* [DATA EXTRACTS]
==========
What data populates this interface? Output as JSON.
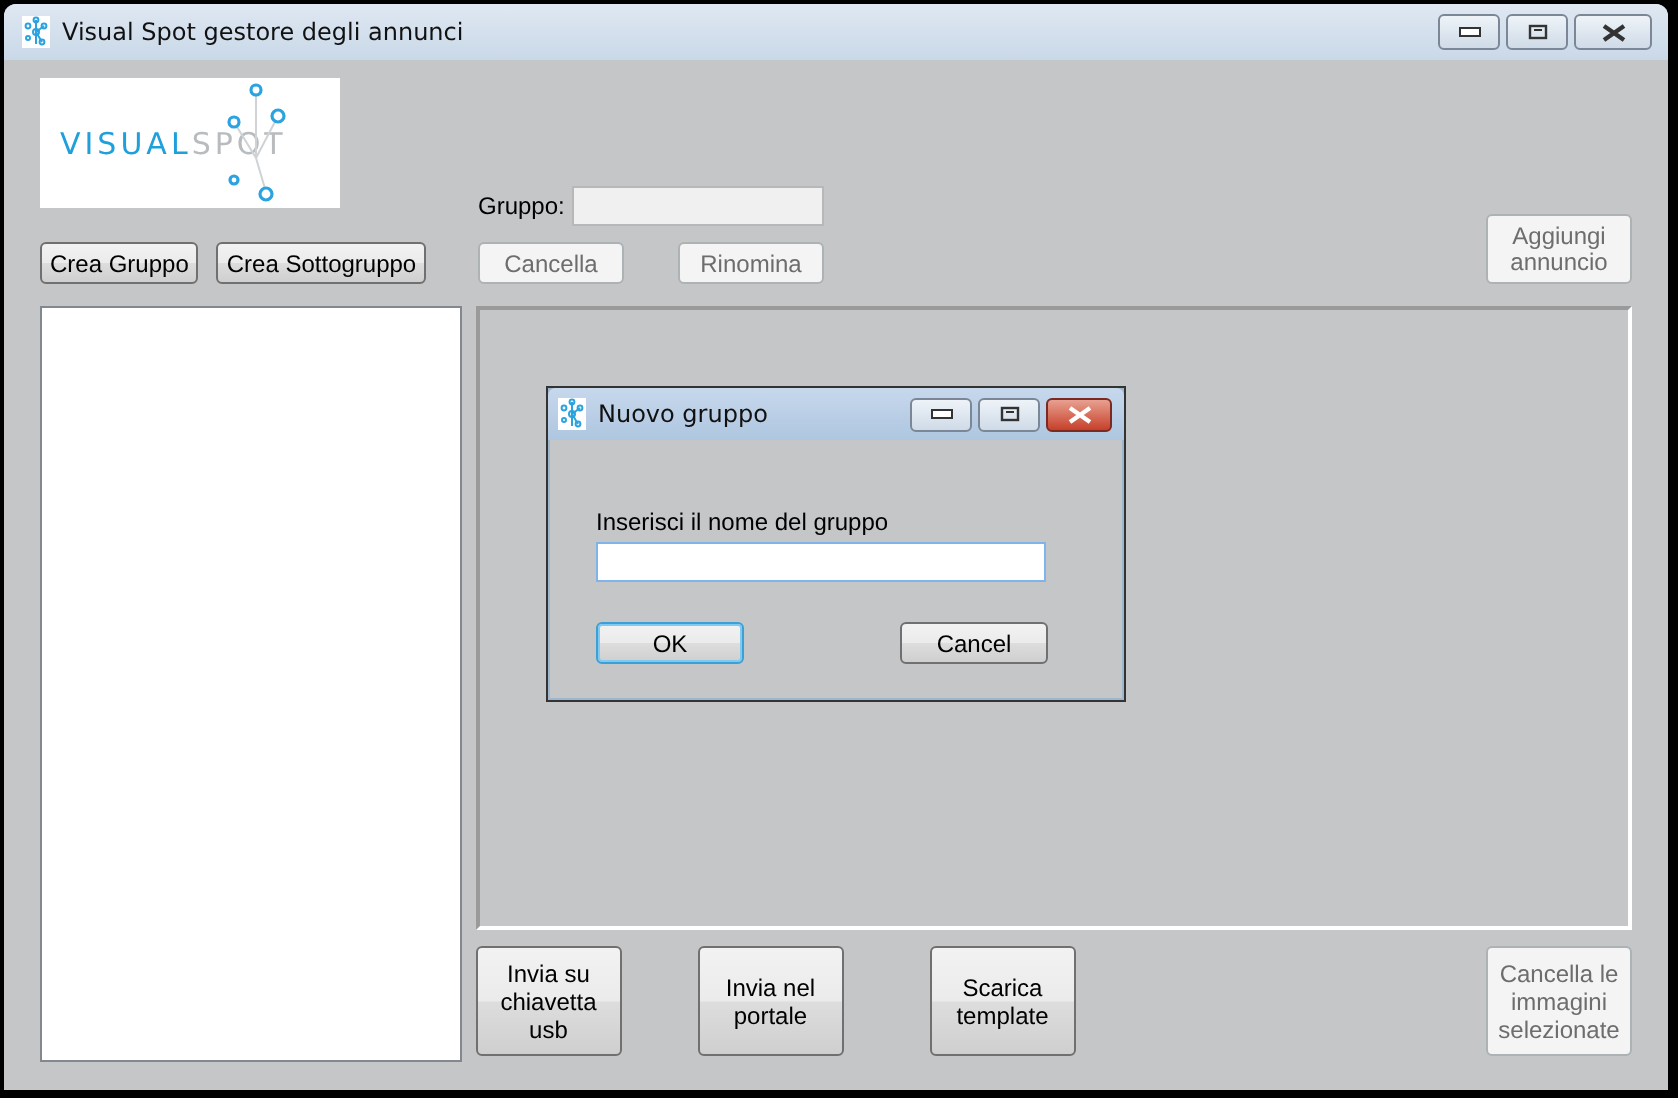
{
  "window": {
    "title": "Visual Spot gestore degli annunci"
  },
  "logo": {
    "text_1": "VISUAL",
    "text_2": "SPOT"
  },
  "tree_buttons": [
    {
      "label": "Crea Gruppo",
      "disabled": false
    },
    {
      "label": "Crea Sottogruppo",
      "disabled": false
    }
  ],
  "group_field": {
    "label": "Gruppo:",
    "disabled": true
  },
  "group_buttons": [
    {
      "label": "Cancella",
      "disabled": true
    },
    {
      "label": "Rinomina",
      "disabled": true
    }
  ],
  "add_button": {
    "label": "Aggiungi annuncio",
    "disabled": true
  },
  "bottom_buttons": [
    {
      "label": "Invia su chiavetta usb",
      "disabled": false
    },
    {
      "label": "Invia nel portale",
      "disabled": false
    },
    {
      "label": "Scarica template",
      "disabled": false
    },
    {
      "label": "Cancella le immagini selezionate",
      "disabled": true
    }
  ],
  "dialog": {
    "title": "Nuovo gruppo",
    "prompt": "Inserisci il nome del gruppo",
    "buttons": [
      {
        "label": "OK",
        "selected": true
      },
      {
        "label": "Cancel",
        "selected": false
      }
    ]
  }
}
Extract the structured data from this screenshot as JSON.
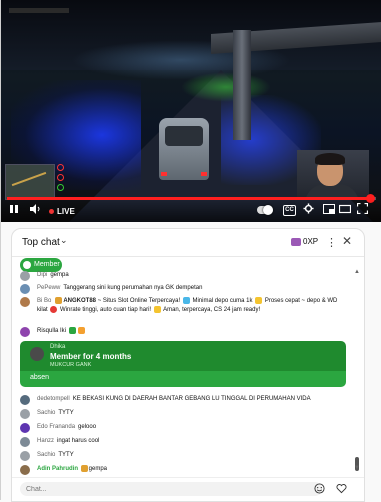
{
  "player": {
    "live_label": "LIVE",
    "progress_fraction": 0.985,
    "cc_label": "CC",
    "hud_right_lines": [
      "",
      ""
    ]
  },
  "chat": {
    "title": "Top chat",
    "xp_label": "0XP",
    "member_chip": "Member",
    "input_placeholder": "Chat...",
    "messages": [
      {
        "author": "Dipi",
        "text": "gempa",
        "avatar_color": "#9aa0a6"
      },
      {
        "author": "PePeww",
        "text": "Tanggerang sini kung perumahan nya GK dempetan",
        "avatar_color": "#6b8fb3"
      },
      {
        "author": "Bi Bo",
        "brand": "ANGKOT88",
        "text_a": "~ Situs Slot Online Terpercaya!",
        "text_b": "Minimal depo cuma 1k",
        "text_c": "Proses cepat ~ depo & WD kilat",
        "text_d": "Winrate tinggi, auto cuan tiap hari!",
        "text_e": "Aman, terpercaya, CS 24 jam ready!",
        "avatar_color": "#b07a4a"
      },
      {
        "author": "Risqulla Iki",
        "text": "",
        "avatar_color": "#8e44ad"
      },
      {
        "author": "dedetompell",
        "text": "KE BEKASI KUNG DI DAERAH BANTAR GEBANG LU TINGGAL DI PERUMAHAN VIDA",
        "avatar_color": "#556b7d"
      },
      {
        "author": "Sachio",
        "text": "TYTY",
        "avatar_color": "#9aa0a6"
      },
      {
        "author": "Edo Frananda",
        "text": "gelooo",
        "avatar_color": "#5e35b1"
      },
      {
        "author": "Hanzz",
        "text": "ingat harus cool",
        "avatar_color": "#7d8a96"
      },
      {
        "author": "Sachio",
        "text": "TYTY",
        "avatar_color": "#9aa0a6"
      },
      {
        "author": "Adin Pahrudin",
        "text": "gempa",
        "avatar_color": "#8a6d4b"
      }
    ],
    "gift": {
      "name": "Dhika",
      "title": "Member for 4 months",
      "sub": "MUKCUR GANK",
      "message": "absen"
    }
  }
}
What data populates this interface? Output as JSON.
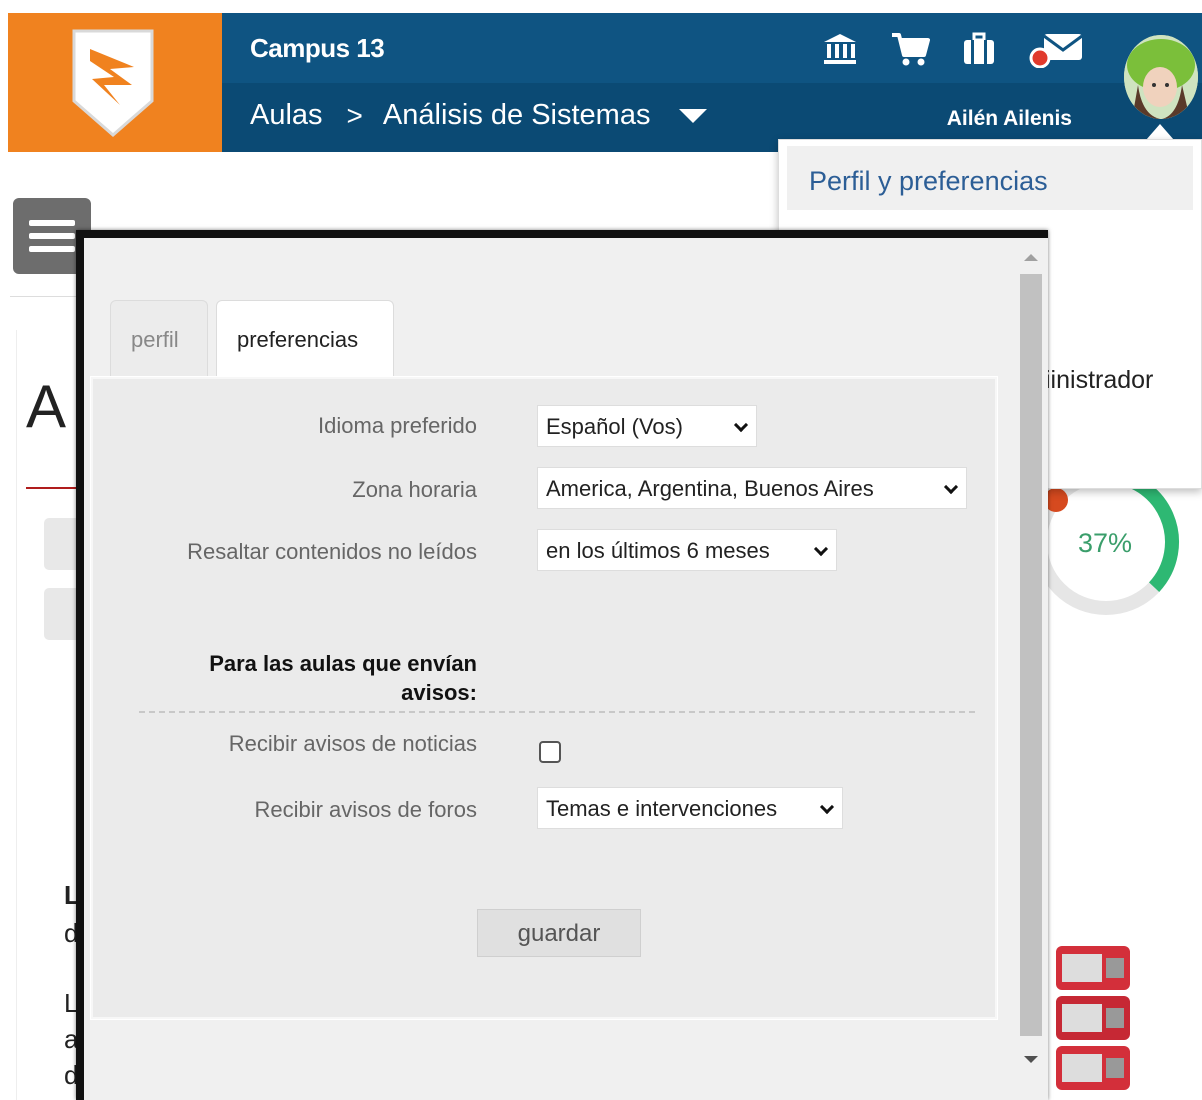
{
  "header": {
    "site_title": "Campus 13",
    "breadcrumb": {
      "root": "Aulas",
      "separator": ">",
      "current": "Análisis de Sistemas"
    },
    "user_name": "Ailén Ailenis",
    "icons": [
      "bank-icon",
      "cart-icon",
      "briefcase-icon",
      "mail-notification-icon"
    ]
  },
  "user_menu": {
    "active_item": "Perfil y preferencias",
    "partial_item": "iinistrador"
  },
  "background": {
    "big_letter": "A",
    "letters": [
      "L",
      "d",
      "L",
      "a",
      "d"
    ],
    "progress_percent": "37%",
    "progress_value": 0.37
  },
  "modal": {
    "tabs": [
      {
        "label": "perfil",
        "active": false
      },
      {
        "label": "preferencias",
        "active": true
      }
    ],
    "fields": {
      "language": {
        "label": "Idioma preferido",
        "value": "Español (Vos)"
      },
      "timezone": {
        "label": "Zona horaria",
        "value": "America, Argentina, Buenos Aires"
      },
      "highlight": {
        "label": "Resaltar contenidos no leídos",
        "value": "en los últimos 6 meses"
      }
    },
    "notices_heading": "Para las aulas que envían avisos:",
    "notices": {
      "news": {
        "label": "Recibir avisos de noticias",
        "checked": false
      },
      "forums": {
        "label": "Recibir avisos de foros",
        "value": "Temas e intervenciones"
      }
    },
    "save_label": "guardar"
  },
  "colors": {
    "brand_orange": "#f0821f",
    "header_blue": "#0f5482",
    "header_blue_dark": "#0b4a74",
    "link_blue": "#2c5e96",
    "progress_green": "#3a9e6b"
  }
}
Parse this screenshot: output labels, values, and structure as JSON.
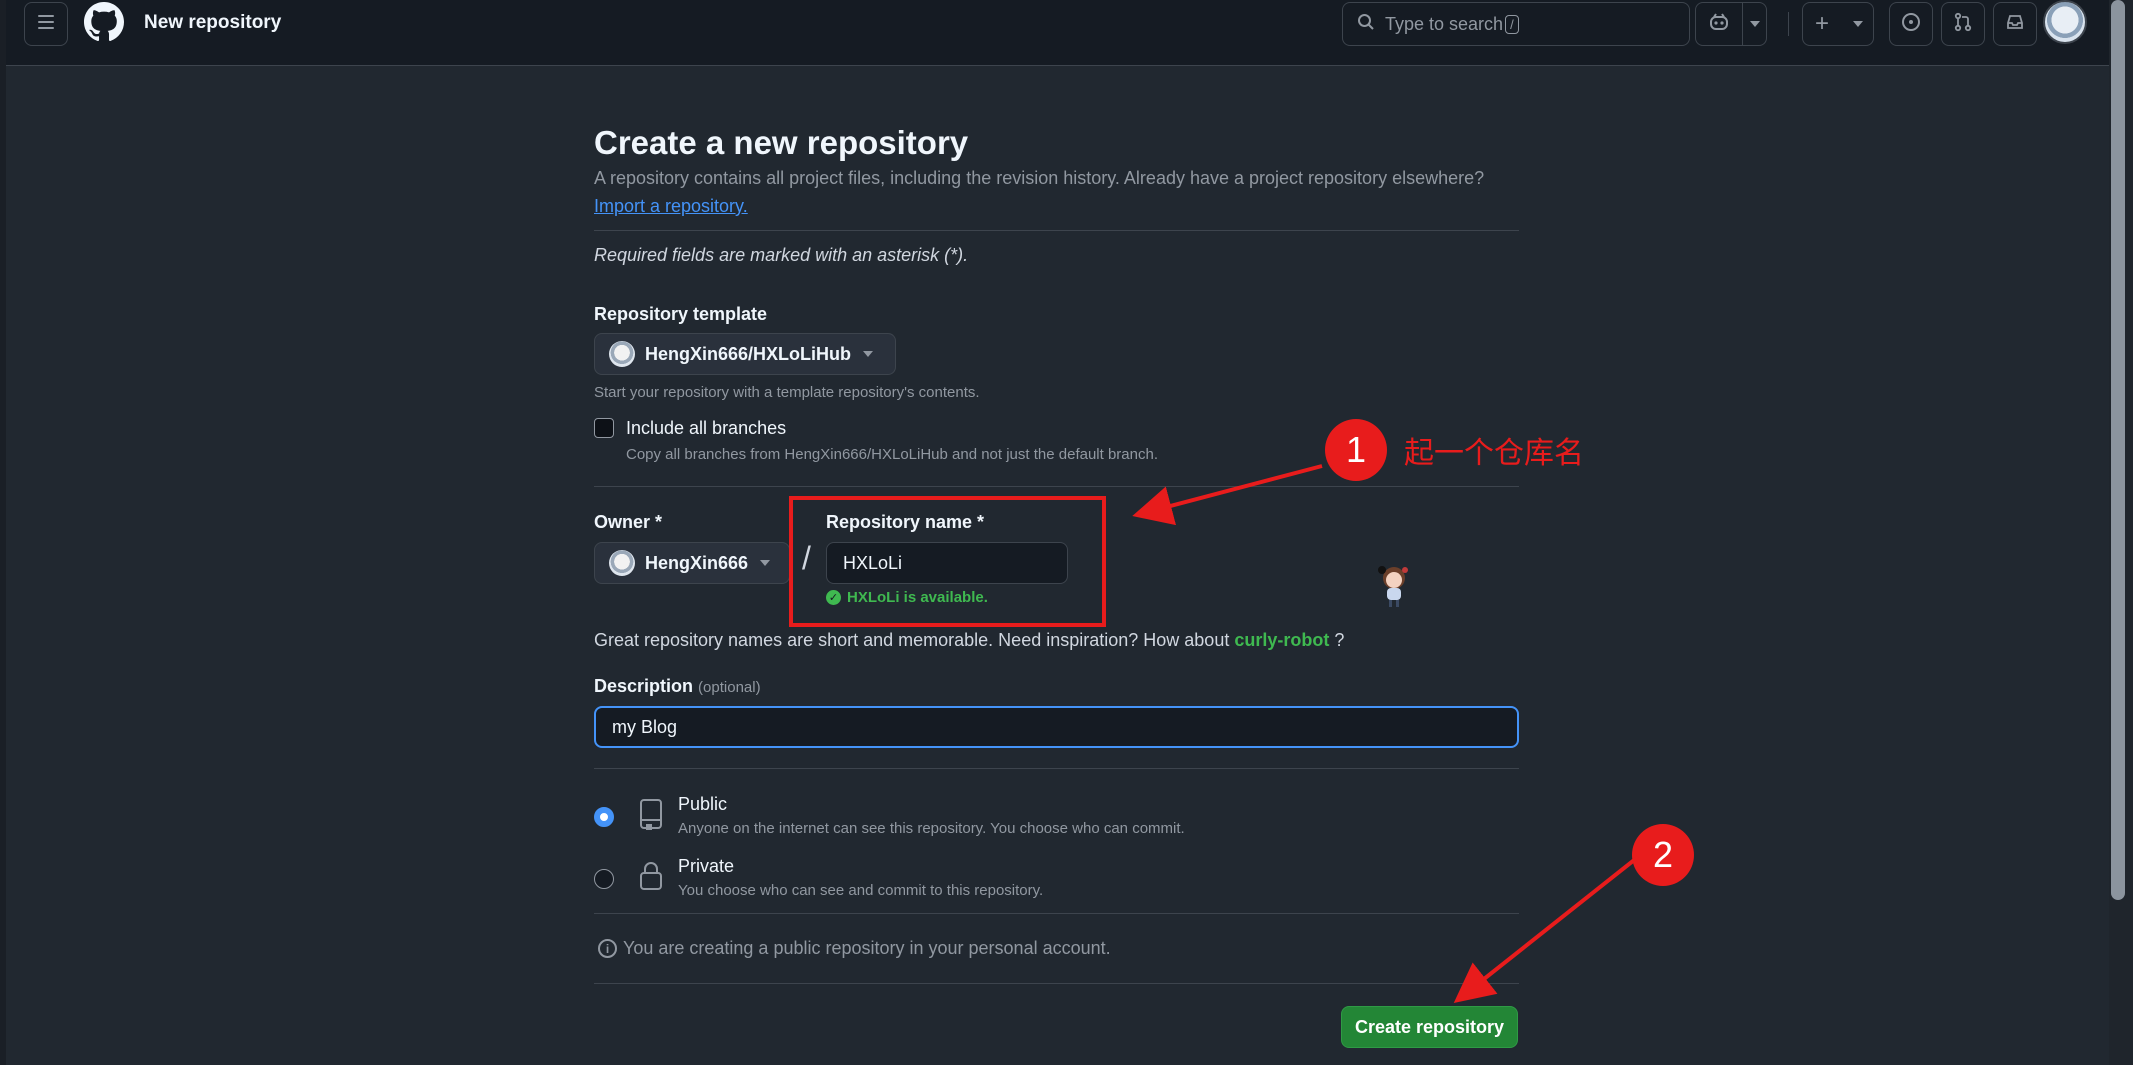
{
  "header": {
    "title": "New repository",
    "search_placeholder": "Type to search",
    "search_key": "/",
    "plus": "+"
  },
  "form": {
    "heading": "Create a new repository",
    "subtitle": "A repository contains all project files, including the revision history. Already have a project repository elsewhere?",
    "import_link": "Import a repository.",
    "required_note": "Required fields are marked with an asterisk (*).",
    "template": {
      "label": "Repository template",
      "value": "HengXin666/HXLoLiHub",
      "help": "Start your repository with a template repository's contents."
    },
    "include_branches": {
      "label": "Include all branches",
      "help": "Copy all branches from HengXin666/HXLoLiHub and not just the default branch.",
      "checked": false
    },
    "owner": {
      "label": "Owner *",
      "value": "HengXin666"
    },
    "slash": "/",
    "repo_name": {
      "label": "Repository name *",
      "value": "HXLoLi",
      "status": "HXLoLi is available."
    },
    "great_names": {
      "prefix": "Great repository names are short and memorable. Need inspiration? How about",
      "suggestion": "curly-robot",
      "suffix": "?"
    },
    "description": {
      "label": "Description",
      "optional": "(optional)",
      "value": "my Blog"
    },
    "visibility": [
      {
        "title": "Public",
        "desc": "Anyone on the internet can see this repository. You choose who can commit.",
        "checked": true
      },
      {
        "title": "Private",
        "desc": "You choose who can see and commit to this repository.",
        "checked": false
      }
    ],
    "info": "You are creating a public repository in your personal account.",
    "create_button": "Create repository"
  },
  "annotations": {
    "step1_number": "1",
    "step1_text": "起一个仓库名",
    "step2_number": "2",
    "color": "#e81c1c"
  },
  "colors": {
    "accent": "#4493f8",
    "success": "#3fb950",
    "button_green": "#238636",
    "background": "#212830"
  }
}
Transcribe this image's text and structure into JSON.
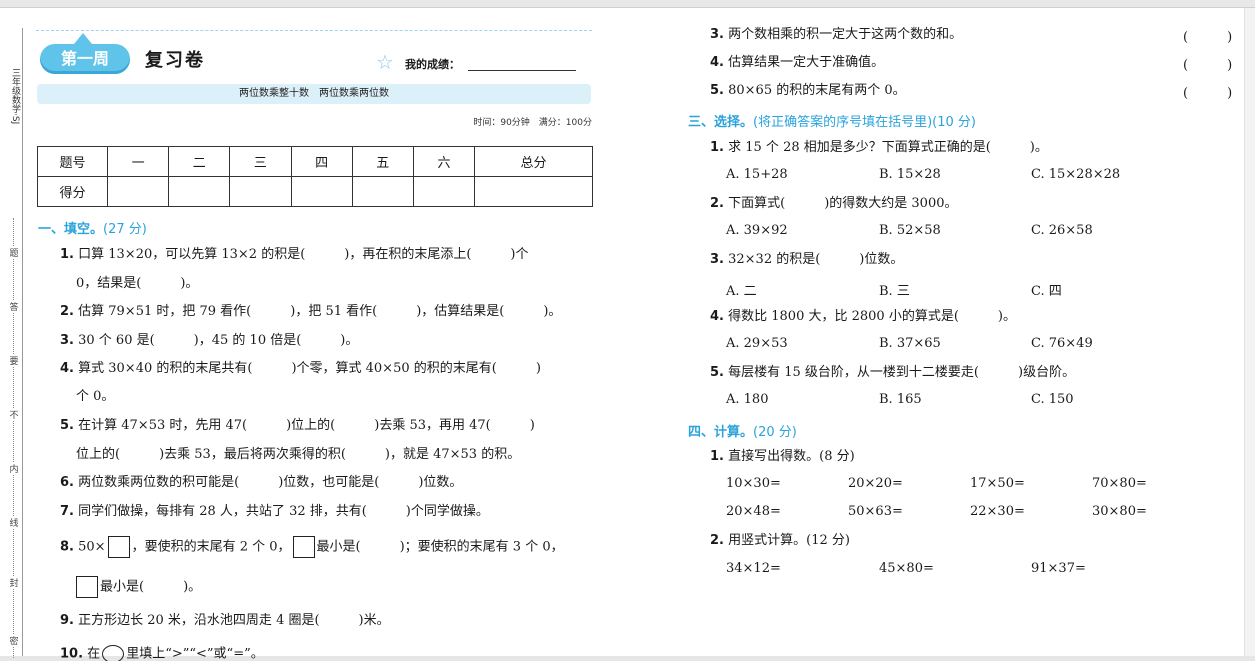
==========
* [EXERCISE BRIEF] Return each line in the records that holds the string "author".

* [TASK RESULT]
        "author": "Dipi",
        "author": "PePeww",
        "author": "Bi Bo",
        "author": "Risqulla Iki",
        "author": "dedetompell",
        "author": "Sachio",
        "author": "Edo Frananda",
        "author": "Hanzz",
        "author": "Sachio",
        "author": "Adin Pahrudin",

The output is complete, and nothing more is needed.